■ TASK BRIEF: Copy the data below exactly.
>>>>
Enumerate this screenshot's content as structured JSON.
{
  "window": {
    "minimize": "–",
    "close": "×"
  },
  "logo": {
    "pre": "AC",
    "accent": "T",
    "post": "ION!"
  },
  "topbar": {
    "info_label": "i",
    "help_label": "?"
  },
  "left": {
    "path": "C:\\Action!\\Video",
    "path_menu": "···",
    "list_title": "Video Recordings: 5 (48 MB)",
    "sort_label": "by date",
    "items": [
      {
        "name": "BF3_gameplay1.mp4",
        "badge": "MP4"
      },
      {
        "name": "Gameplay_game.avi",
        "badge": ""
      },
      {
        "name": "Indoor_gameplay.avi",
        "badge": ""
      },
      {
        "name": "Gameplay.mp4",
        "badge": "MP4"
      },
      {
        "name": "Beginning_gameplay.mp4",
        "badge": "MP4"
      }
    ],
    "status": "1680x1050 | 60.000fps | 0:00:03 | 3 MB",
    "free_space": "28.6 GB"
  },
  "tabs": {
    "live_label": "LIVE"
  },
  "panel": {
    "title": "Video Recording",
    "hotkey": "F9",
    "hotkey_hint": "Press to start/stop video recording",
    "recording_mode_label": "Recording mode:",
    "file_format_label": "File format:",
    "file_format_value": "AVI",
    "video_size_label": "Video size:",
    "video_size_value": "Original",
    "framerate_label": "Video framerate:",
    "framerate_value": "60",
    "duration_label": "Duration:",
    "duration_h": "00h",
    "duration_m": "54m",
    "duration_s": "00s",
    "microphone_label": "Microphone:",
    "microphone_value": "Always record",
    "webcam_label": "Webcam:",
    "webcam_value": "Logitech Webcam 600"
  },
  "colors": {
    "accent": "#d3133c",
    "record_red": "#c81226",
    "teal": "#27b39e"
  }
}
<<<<
■ EXERCISE OUTPUT:
Enumerate this screenshot's content as structured JSON.
{
  "window": {
    "minimize": "–",
    "close": "×"
  },
  "logo": {
    "pre": "AC",
    "accent": "T",
    "post": "ION!"
  },
  "topbar": {
    "info_label": "i",
    "help_label": "?"
  },
  "left": {
    "path": "C:\\Action!\\Video",
    "path_menu": "···",
    "list_title": "Video Recordings: 5 (48 MB)",
    "sort_label": "by date",
    "items": [
      {
        "name": "BF3_gameplay1.mp4",
        "badge": "MP4"
      },
      {
        "name": "Gameplay_game.avi",
        "badge": ""
      },
      {
        "name": "Indoor_gameplay.avi",
        "badge": ""
      },
      {
        "name": "Gameplay.mp4",
        "badge": "MP4"
      },
      {
        "name": "Beginning_gameplay.mp4",
        "badge": "MP4"
      }
    ],
    "status": "1680x1050 | 60.000fps | 0:00:03 | 3 MB",
    "free_space": "28.6 GB"
  },
  "tabs": {
    "live_label": "LIVE"
  },
  "panel": {
    "title": "Video Recording",
    "hotkey": "F9",
    "hotkey_hint": "Press to start/stop video recording",
    "recording_mode_label": "Recording mode:",
    "file_format_label": "File format:",
    "file_format_value": "AVI",
    "video_size_label": "Video size:",
    "video_size_value": "Original",
    "framerate_label": "Video framerate:",
    "framerate_value": "60",
    "duration_label": "Duration:",
    "duration_h": "00h",
    "duration_m": "54m",
    "duration_s": "00s",
    "microphone_label": "Microphone:",
    "microphone_value": "Always record",
    "webcam_label": "Webcam:",
    "webcam_value": "Logitech Webcam 600"
  },
  "colors": {
    "accent": "#d3133c",
    "record_red": "#c81226",
    "teal": "#27b39e"
  }
}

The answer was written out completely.